Once I had a few weeks under my belt, I began to notice how certain details or fact patterns that would implicate various/specific issues. You start seeing how there's only a finite number of issues they test for each subject. In time, I began to slowly articulate the rule statement in my own words... even if they didn't exactly match the "standard" phrasing on BarEssays. A few more weeks later, my momentum would continue to build as I saw how I was spotting most of the issues covered on passing essays. It also helped when I saw how many of these high-scoring essays were filled with typos/errors/etc -- they were far from perfect.
4. PT (http://www.ncbex.org/exams/mpt/preparing)
As long as I've tried passing the bar, the PT was basically the neglected stepchild... even though it counts twice as much as an essay. I think my mindset really changed when I realized I could have passed the July 2017 exam if I had time to finish the PT (and score 60+) instead of running out of time and only scoring a 50 like I actually did.
In terms of approach, I did about 7-8 full practice PTs. My focus each and every time was getting my timing down. Your approach may be different, but my goal was to finish reading+outlining in 30 minutes so I could have an hour-ish to write.

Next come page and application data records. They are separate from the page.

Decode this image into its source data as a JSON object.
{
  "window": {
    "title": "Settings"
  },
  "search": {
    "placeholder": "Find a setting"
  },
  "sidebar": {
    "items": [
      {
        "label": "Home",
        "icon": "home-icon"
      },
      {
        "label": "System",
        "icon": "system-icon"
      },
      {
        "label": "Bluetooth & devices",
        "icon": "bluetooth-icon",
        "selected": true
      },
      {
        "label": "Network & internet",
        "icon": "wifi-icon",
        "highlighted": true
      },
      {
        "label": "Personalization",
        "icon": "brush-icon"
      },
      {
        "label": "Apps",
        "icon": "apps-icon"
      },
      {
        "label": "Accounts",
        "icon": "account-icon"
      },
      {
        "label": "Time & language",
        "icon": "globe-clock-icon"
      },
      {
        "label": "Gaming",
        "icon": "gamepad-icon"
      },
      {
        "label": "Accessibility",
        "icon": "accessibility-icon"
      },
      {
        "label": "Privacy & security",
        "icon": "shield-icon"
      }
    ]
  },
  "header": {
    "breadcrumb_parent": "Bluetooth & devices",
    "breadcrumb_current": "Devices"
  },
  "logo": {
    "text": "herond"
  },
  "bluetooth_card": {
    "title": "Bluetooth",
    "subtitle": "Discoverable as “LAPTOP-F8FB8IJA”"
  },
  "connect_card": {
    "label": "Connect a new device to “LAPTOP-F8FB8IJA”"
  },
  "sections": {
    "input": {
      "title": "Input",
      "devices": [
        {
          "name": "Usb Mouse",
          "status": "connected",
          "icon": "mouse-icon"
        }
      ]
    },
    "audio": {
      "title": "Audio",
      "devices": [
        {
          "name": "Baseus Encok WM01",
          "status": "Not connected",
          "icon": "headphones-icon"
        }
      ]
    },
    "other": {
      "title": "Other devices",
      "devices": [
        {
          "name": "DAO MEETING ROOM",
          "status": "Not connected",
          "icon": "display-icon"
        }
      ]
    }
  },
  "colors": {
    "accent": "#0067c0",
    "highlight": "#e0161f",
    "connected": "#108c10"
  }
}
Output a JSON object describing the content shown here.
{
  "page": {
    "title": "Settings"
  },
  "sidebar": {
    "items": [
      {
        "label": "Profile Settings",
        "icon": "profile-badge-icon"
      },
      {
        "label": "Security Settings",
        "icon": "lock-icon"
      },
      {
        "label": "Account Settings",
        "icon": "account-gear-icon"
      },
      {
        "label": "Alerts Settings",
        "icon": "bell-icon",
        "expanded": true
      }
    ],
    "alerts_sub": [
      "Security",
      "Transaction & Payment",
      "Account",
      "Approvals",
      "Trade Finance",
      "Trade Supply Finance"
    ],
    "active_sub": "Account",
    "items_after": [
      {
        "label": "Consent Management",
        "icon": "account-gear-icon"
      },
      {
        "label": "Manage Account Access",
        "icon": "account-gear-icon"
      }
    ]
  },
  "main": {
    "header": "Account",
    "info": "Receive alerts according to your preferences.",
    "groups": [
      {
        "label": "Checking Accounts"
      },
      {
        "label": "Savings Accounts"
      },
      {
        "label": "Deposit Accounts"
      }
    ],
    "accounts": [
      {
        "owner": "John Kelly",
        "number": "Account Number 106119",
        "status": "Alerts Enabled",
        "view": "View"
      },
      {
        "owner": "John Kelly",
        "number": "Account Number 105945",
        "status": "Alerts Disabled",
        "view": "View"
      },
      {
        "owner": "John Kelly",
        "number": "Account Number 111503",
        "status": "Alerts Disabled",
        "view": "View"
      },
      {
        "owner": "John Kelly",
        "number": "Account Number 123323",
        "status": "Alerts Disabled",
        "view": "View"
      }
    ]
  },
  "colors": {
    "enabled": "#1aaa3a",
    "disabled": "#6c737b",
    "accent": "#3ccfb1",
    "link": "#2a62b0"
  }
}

During practices, I would mark down how long it took me to finish outlining and start writing. I think my first PT or two, it took me nearly an hour to read/outline everything. But I got better and better. I did all this with the strategy of doing the PT first and then the two essays in the afternoon session.
On the actual bar exam, I spent just under 1 hr 40 minutes on the PT before moving on to the two essays in the afternoon session. Obviously I could have been a bit quicker, but this was far better than when I had only 25 minutes (in total) to start and finish the PT in July 2017.
5. FINAL THOUGHTS
I think planning out a 10-week study schedule, making a detailed day-by-day calendar, and ensuring I'd do xxxx number of MBEs, essays, and PTs come the real thing was HUGE. Gave me not only structure, but assurance that no day was going to waste. I would just add that I designated 4-5 days as "free" days. I ended up using them for extra review, a day off to go to a friend's wedding, and another day off to go see Japanese Breakfast live.
If my experience is any indication remaining positive is huge -- in both the small things (not letting a tough MBE question hang you up for the next 10 minutes) and big things (believing you can overcome the bar after multiple tries). It's also being honest with yourself with the adjustments you need to make in your studies. For me, it was admitting I shouldn't overly rely on my MBE performance for the bar and putting in the requisite work for essays/PT.
This is already a long enough post as it is, but feel free to message me if you have any specific questions.